# vhosts $ curl https://gist.github.com/fideloper/2710970/raw/6b5fd9de45f75e613178d296e87f586ca5b61220/vhost.sh > /usr/local/bin/vhost $ chmod guo+x /usr/local/bin/vhost $ sudo vhost -h # See the available options
This is exactly as per here. It will allow port 22 (or current ssh port), 80 and 443 (ssh, web traffic, ssl web traffic respectively). It also gives loopback access, important if your server is virtualized (chances are, it is).
# Run as root or use sudo $ sudo iptables -A INPUT -m conntrack --ctstate ESTABLISHED,RELATED -j ACCEPT $ sudo iptables -A INPUT -p tcp --dport ssh -j ACCEPT $ sudo iptables -A INPUT -p tcp --dport 80-j ACCEPT $ sudo iptables -A INPUT -p tcp --dport 443-j ACCEPT $ sudo iptables -A INPUT -j DROP $ sudo iptables -I INPUT 1-i lo -j ACCEPT # Install so firewalls are saved through restarts $ sudo apt-get install -y iptables-persistent $ sudo service iptables-persistent start
Add MySQL user
This will create a MySQL user for your application to use. Note the example below will grant allpermissions. You should be as restrictive as possible, giving only what’s necessary. In many instances, MySQL users will will be OK with simply having SELECT, UPDATE, DELETE, and INSERT privileges, but there are many more privileges to choose from. Additionally, any user who will be used to
mysqldumpwill need the LOCK TABLES privilege.
Also note that if you have a MySQL database on a separate server, you’ll need to change
localhost to the IP or host name of the server connecting to the database. There is also some more work to allow remote connections on MySQL (Editing my.cnf
bind-address and using firewalls to only allow MySQL connections on the same local network is one strategy).

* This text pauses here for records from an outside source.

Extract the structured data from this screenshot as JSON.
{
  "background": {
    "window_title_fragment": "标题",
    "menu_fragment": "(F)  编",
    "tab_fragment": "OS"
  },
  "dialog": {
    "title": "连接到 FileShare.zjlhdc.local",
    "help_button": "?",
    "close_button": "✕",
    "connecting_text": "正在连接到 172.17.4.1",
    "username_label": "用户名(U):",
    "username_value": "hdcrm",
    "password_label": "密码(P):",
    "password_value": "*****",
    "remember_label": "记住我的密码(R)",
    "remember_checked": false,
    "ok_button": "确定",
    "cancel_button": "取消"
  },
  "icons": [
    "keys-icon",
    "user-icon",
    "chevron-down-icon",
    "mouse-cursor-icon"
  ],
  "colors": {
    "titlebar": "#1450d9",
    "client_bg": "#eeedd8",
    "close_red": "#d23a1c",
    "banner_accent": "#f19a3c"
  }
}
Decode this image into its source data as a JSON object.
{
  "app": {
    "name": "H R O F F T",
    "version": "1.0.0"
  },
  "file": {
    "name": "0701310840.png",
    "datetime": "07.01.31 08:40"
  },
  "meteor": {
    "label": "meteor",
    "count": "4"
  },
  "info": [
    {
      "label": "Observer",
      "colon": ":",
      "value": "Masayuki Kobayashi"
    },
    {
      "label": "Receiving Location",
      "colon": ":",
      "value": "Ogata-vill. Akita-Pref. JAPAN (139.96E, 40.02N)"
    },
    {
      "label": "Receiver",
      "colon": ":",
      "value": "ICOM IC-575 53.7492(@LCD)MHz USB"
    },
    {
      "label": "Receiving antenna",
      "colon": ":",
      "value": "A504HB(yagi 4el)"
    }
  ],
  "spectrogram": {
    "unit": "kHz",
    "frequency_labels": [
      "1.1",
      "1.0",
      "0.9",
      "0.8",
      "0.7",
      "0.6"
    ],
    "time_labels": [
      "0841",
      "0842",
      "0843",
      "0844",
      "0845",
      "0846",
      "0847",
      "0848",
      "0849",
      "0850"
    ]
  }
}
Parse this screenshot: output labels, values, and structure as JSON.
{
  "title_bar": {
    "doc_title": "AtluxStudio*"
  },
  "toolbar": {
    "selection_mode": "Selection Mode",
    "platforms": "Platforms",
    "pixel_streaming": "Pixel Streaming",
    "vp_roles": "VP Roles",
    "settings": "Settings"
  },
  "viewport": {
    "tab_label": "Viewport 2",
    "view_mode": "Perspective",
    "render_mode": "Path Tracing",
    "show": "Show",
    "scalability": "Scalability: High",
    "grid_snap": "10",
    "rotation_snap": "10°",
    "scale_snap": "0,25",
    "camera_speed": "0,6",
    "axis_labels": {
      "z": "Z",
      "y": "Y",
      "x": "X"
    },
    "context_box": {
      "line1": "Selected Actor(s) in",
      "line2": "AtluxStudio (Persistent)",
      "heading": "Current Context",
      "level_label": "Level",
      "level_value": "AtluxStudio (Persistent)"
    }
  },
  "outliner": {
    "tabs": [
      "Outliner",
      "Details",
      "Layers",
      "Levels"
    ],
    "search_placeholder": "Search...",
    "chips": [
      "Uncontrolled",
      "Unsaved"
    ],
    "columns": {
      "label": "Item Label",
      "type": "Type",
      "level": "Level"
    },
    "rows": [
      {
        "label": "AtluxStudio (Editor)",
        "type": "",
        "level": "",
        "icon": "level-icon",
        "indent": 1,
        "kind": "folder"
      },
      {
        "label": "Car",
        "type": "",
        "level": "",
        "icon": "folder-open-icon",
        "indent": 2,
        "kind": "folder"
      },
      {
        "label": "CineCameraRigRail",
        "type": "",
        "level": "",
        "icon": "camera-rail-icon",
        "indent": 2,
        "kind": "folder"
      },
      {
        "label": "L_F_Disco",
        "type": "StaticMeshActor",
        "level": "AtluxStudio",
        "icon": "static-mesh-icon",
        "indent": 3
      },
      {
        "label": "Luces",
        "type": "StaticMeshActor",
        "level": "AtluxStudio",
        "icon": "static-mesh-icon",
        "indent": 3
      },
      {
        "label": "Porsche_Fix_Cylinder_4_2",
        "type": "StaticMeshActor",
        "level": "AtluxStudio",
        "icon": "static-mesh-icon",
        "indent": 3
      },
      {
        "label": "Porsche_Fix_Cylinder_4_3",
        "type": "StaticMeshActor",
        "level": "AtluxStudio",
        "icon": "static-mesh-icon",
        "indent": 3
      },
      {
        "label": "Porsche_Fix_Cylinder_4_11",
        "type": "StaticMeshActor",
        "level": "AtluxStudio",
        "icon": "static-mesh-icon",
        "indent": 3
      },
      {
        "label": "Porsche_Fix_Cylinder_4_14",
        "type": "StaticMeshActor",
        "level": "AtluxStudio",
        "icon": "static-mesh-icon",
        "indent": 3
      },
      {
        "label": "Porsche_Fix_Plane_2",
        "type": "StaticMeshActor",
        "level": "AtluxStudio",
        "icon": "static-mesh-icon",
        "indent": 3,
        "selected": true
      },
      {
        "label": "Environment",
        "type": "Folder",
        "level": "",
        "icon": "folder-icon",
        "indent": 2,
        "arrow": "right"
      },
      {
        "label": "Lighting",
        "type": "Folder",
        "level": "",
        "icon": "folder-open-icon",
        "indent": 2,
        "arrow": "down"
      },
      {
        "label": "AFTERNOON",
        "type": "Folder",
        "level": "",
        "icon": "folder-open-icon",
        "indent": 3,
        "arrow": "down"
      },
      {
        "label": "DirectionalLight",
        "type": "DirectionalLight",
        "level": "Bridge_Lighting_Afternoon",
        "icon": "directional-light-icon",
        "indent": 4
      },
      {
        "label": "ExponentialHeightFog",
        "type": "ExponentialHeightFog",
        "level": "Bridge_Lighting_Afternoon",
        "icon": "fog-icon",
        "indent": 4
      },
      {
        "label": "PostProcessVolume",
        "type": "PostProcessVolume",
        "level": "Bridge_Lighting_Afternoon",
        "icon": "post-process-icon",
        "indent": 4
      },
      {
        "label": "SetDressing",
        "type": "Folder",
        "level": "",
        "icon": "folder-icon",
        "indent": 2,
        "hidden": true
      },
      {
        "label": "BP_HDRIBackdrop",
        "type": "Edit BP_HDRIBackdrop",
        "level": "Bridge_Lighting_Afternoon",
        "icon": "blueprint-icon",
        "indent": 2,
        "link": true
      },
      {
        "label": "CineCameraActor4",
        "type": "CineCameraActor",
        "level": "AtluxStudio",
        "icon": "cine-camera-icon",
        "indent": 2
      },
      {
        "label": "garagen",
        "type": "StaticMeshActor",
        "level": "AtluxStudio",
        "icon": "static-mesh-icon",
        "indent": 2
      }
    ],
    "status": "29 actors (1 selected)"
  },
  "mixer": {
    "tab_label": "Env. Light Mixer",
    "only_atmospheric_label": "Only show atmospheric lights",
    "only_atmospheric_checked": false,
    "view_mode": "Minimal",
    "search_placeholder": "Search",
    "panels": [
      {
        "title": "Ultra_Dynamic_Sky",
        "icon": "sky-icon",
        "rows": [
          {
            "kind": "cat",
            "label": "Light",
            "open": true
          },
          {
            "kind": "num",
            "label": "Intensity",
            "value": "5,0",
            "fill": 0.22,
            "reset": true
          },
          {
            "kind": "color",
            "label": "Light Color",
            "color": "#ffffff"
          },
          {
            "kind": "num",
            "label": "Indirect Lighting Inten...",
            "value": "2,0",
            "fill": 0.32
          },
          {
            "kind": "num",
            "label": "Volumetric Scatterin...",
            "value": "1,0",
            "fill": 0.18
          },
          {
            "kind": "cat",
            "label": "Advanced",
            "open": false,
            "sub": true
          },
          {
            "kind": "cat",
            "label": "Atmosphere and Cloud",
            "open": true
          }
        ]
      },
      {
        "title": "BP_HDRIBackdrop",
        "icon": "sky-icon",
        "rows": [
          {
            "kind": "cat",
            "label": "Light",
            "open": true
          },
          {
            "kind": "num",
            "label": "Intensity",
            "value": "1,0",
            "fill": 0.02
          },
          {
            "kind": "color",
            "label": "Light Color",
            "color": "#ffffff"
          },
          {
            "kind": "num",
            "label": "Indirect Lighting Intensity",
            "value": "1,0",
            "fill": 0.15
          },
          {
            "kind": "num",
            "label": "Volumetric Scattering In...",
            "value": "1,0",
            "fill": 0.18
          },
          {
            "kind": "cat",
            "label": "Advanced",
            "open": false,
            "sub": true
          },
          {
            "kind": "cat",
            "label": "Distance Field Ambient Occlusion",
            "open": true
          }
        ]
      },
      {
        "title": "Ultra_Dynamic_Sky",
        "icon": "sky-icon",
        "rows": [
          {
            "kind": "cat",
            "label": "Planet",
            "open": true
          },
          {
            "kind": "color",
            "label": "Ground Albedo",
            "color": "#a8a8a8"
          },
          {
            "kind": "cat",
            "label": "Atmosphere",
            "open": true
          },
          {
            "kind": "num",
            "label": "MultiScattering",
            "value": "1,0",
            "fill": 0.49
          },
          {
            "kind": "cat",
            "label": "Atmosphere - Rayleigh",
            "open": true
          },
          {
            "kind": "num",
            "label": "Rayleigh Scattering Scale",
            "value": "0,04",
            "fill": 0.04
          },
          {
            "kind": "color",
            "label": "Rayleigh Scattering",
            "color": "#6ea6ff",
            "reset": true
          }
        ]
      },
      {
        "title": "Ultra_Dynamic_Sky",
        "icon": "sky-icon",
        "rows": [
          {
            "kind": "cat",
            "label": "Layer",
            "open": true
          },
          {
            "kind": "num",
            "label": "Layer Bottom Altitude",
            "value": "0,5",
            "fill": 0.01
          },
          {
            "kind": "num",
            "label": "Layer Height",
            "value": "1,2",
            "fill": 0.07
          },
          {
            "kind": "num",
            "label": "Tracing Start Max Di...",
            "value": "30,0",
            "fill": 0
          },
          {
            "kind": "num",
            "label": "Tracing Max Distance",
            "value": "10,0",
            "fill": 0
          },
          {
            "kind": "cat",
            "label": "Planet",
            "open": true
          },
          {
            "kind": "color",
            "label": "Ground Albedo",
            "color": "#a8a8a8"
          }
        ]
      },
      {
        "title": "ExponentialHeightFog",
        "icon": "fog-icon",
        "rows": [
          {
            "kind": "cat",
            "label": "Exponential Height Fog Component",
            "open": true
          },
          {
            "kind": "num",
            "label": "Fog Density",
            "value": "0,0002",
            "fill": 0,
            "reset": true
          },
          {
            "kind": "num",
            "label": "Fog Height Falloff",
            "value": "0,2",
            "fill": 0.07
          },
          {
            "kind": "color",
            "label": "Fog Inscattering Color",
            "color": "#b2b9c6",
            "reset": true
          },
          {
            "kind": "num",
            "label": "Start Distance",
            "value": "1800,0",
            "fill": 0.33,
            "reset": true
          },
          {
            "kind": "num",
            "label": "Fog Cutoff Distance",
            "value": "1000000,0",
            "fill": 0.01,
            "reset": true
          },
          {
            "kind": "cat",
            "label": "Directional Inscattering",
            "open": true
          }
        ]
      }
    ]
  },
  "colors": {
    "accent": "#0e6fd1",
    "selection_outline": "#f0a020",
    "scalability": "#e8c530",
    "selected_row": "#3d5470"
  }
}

$ mysql -u root -p > CREATE USER 'user'@'localhost' IDENTIFIED BY 'password';> GRANT ALL PRIVILEGES ON database.* TO 'user'@'localhost';
If you need to install an SSL certificate, this has worked for me when installing a (non-premium) SSL. This assumes a 1-year SSL, with 2048 encryption. YMMV.
$ sudo a2enmod ssl # Enable loading of SSL module $ sudo service apache2 restart $ sudo mkdir /etc/apache2/ssl $ cd /etc/apache2/ssl # Change the domain from "yourdomain.com" to what you need $ sudo openssl req -new-days 365-nodes -newkey rsa:2048-keyout yourdomain.com.key -out yourdomain.com.csr $ sudo chmod 400 yourdomain.com.key … add csr,get key back $ sudo vim /etc/apache2/sites-available/your_vhost.conf >SSLEngine on >SSLCertificateFile/etc/apache2/ssl/yourdomain.com.crt >SSLCertificateKeyFile/etc/apache2/ssl/yourdomain.com.key >SSLCertificateChainFile/etc/apache2/ssl/sf_bundle.crt
And that’s it – These steps will get you started on having a usable Ubuntu 12.04 server.